Barriers of internet access and recording quality, of jetlag and illness, of language and culture stand in the way of Mennonite World Conference (MWC) assemblies, but in Indonesia on July 5, they did not prevent God’s people from worshipping together. “This marks a new way of doing assembly, where we can learn and fellowship in satellite locations and gather online in groups and families around the world,” said Paulus Widjaja, right, an MWC national advisory council member. He cautioned against fear, calling it “a great enemy” that causes people to exclude others. Amid songs and dances representing Javanese culture, he presented outgoing MWC president J. Nelson Kraybill, left, with a gunungan, a fan that represents the world. “You come to us walking on the water through the storm,” Kraybill prayed, acknowledging the fears facing Assembly 17 participants. Jesus was the greatest barrier crosser, said evening speaker Tim Geddert, on the theme of following Jesus across barriers. Jesus’ interaction with the Syrophoenician woman in Mark 7 shows both Jesus’ divinity and humanity, he said. In every gospel passage, we should ask how we can learn from both, he said. “May we throw open the doors of our lives to the disruptive Holy Spirit,” prayed Lisa Carr-Pries, MWC’s vice president, in closing.
—Mennonite World Conference

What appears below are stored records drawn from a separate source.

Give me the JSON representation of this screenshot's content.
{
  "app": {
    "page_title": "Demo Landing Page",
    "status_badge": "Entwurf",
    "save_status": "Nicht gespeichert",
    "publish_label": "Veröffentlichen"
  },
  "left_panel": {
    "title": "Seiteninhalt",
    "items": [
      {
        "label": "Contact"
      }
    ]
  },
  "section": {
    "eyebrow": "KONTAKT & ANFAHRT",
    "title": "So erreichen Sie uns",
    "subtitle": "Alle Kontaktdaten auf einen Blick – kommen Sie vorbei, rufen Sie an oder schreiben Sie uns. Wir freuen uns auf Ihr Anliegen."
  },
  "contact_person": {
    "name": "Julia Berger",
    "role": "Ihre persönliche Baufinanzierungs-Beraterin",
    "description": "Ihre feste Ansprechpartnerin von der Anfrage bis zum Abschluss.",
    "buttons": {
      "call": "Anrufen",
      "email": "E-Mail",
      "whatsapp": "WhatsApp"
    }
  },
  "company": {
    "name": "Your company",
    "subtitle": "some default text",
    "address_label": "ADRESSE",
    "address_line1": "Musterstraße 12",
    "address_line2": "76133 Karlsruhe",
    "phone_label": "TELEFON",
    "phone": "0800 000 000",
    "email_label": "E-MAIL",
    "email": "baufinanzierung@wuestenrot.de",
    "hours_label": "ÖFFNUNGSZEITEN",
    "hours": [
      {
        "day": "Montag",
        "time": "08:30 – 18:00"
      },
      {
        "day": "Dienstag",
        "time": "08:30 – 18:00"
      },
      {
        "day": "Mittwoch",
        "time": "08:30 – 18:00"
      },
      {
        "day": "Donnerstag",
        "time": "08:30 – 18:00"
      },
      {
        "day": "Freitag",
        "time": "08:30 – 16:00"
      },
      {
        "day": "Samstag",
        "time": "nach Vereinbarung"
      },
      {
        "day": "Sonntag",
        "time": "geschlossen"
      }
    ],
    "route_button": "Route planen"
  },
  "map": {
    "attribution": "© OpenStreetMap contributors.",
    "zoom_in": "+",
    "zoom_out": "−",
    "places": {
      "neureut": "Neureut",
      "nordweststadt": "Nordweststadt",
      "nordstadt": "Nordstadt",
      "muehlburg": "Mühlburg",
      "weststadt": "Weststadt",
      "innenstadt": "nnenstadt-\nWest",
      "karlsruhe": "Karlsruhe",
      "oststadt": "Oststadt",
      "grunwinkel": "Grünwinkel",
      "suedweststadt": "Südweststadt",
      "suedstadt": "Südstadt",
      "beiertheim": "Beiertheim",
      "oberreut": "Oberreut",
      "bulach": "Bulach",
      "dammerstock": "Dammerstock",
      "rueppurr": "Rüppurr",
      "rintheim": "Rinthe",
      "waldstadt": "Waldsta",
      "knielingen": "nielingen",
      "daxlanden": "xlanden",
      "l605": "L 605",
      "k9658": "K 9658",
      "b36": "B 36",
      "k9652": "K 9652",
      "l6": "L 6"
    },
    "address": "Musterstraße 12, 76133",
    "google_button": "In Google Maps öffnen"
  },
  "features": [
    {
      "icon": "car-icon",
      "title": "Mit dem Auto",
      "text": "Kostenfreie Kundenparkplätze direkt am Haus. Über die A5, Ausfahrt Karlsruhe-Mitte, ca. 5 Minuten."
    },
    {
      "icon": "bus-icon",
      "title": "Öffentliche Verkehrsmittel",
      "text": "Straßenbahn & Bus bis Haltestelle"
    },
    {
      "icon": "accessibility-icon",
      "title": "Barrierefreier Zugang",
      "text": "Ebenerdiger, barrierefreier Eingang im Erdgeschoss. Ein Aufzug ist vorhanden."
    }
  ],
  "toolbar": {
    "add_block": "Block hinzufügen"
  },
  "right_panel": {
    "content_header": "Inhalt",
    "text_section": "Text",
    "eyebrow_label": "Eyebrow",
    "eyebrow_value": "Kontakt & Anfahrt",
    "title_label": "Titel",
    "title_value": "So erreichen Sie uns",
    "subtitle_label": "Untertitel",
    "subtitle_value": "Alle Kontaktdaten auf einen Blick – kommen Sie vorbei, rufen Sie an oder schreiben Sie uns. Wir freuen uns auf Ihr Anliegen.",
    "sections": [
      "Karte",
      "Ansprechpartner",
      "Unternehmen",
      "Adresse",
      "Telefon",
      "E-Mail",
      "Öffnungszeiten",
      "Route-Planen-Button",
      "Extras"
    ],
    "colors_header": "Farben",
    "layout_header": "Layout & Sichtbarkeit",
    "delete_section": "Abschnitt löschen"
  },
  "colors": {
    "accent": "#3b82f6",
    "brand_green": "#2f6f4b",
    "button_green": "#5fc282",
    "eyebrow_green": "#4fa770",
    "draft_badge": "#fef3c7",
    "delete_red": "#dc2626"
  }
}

Paulus Widjaja presents J. Nelson Kraybill with a gunungan, a fan that represents the world, during the first day of Assembly 17 in Indonesia. (MWC Photo)